Let me pause here to address the inevitable ‘it’s just a film’ comment. Plenty of research has been done regarding the influence of media on public perception. We’re not just talking about isolated incidents, we’re talking about an industry-wide, recognised issue in cinema, TV and publishing. Changing Faces UK launched its I Am Not Your Villain campaign in 2018, pushing for change and asking producers and writers to think more critically about their portrayal of disfigurement and disability.
Based on Changing Faces' research and other research into the harmful effects of bad representation, the BFI released a statement saying that they would no longer fund films which use the disfigurement-villainy trope. It is very easy for non-disabled people to say that Bond is ‘just a film’ but I am all too aware of the lived realities of people’s prejudices, and if films and books constantly depict villains as disabled or with visual differences, this further others disabled people and – subconsciously or otherwise – encourages fear and mocking of bodily difference. As an author and disability advocate who not only exists in this world as a disabled person with disfigurements but also creates online content, abuse is not unfamiliar to me, both online and in everyday life, simply for looking the way I do. Abuse is not unfamiliar to others in the disabled community either, and with online disability hate crime rising 46% in 2019-20, we can and should do better.
Advertisement
In the most recent episode of The Graham Norton Show, which featured the main cast members of the new James Bond film, Norton said to Rami Malek: "Something we’ve noticed over the years is that Bond villains don’t have much luck when it comes to their complexions. Blofeld — that’s an unfortunate shaving accident [laughter], Jaws — poor dentistry [more laughter], Javier Bardem, I mean his whole face fell off [audience gasps]. But, now, what is wrong with you?" Malek dodged the question, saying it involved plot, so Norton pressed on, joking: "Is he allergic to detergent?" In a separate interview, Malek defended the writers’ decision to give his character disfigurements, saying: "We didn’t pick a mask off a wall willy-nilly. We had to think extremely specifically as to what would make the most sense."
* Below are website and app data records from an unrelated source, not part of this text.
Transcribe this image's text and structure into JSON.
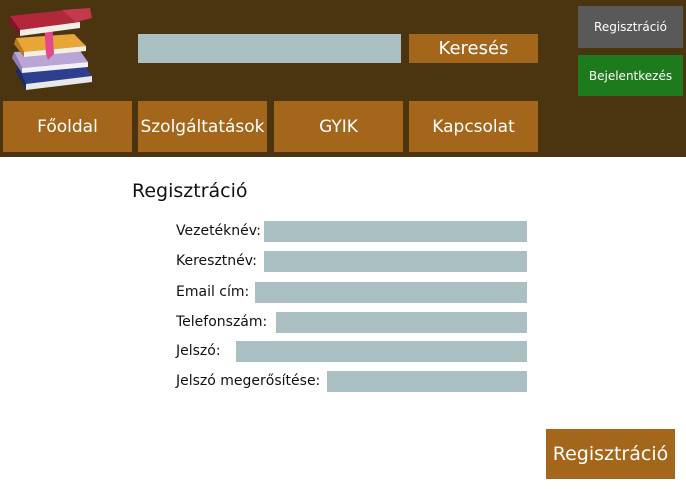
{
  "header": {
    "logo_icon": "books-stack-icon",
    "search": {
      "value": "",
      "placeholder": "",
      "button_label": "Keresés"
    },
    "register_label": "Regisztráció",
    "login_label": "Bejelentkezés"
  },
  "nav": {
    "items": [
      {
        "label": "Főoldal"
      },
      {
        "label": "Szolgáltatások"
      },
      {
        "label": "GYIK"
      },
      {
        "label": "Kapcsolat"
      }
    ]
  },
  "form": {
    "title": "Regisztráció",
    "fields": [
      {
        "label": "Vezetéknév:",
        "value": ""
      },
      {
        "label": "Keresztnév:",
        "value": ""
      },
      {
        "label": "Email cím:",
        "value": ""
      },
      {
        "label": "Telefonszám:",
        "value": ""
      },
      {
        "label": "Jelszó:",
        "value": ""
      },
      {
        "label": "Jelszó megerősítése:",
        "value": ""
      }
    ],
    "submit_label": "Regisztráció"
  },
  "colors": {
    "header_bg": "#4a3510",
    "button_brown": "#a3661b",
    "input_bg": "#a9bfc1",
    "register_gray": "#595959",
    "login_green": "#1d7a1d"
  }
}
Photo by Danjaq/Eon/Ua/Kobal/Shutterstock
Donald Pleasence as Blofeld in the 1967 film You Only Live Twice

With online disability hate crime rising 46% in 2019-20, we can and should do better.
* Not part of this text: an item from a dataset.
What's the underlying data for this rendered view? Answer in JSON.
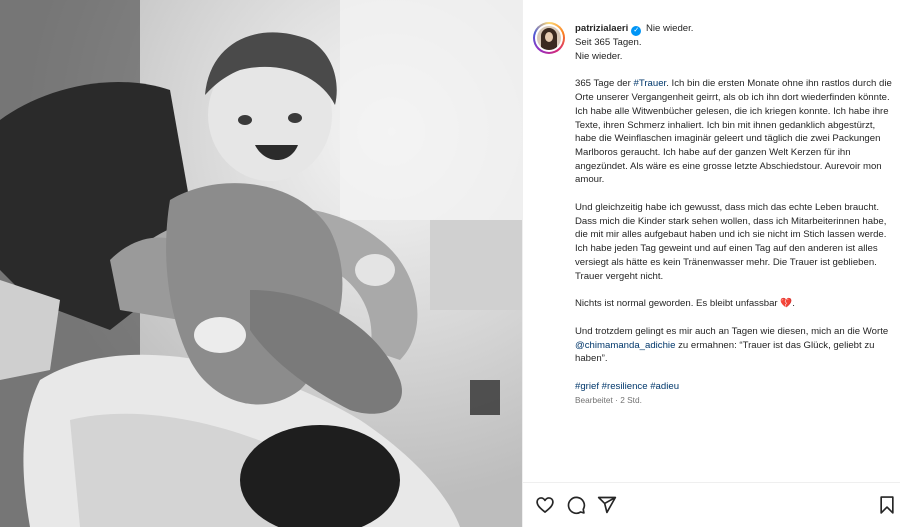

But why do villains only "make the most sense" when they have disfigurements? If we link this back to Michael G. Wilson’s statement about disability and disfigurement being a "motivating factor" in Bond villains’ lives, we can see clearly how the filmmakers excuse this representation. They argue that disabled people want revenge, that it’s something in their past that made them bitter, or that they fight a lot and therefore have injuries. However, they’re fighting the heroes, who very rarely have long-lasting injuries. Bond is said to have a small facial scar in the books but it’s not in the films, and that scar hardly compares to the injuries of his enemies anyway. Where is the nuanced storytelling? Why can’t they trust audiences to recognise ‘bad guys’ without these markers? Why does a villainous backstory heavily rely on disability and why doesn’t disability and disfigurement intersect with plot in more meaningful ways, in Bond films and beyond? Besides being offensive, it’s lazy and boring.
Regarding all this and the wider politics of James Bond, producer Barbara Broccoli said that she believes Bond films are "a parallel world … a heightened reality, and that’s where we feel very comfortable." 
To that, I want to ask: Barbara, who is "we"?

More from Movies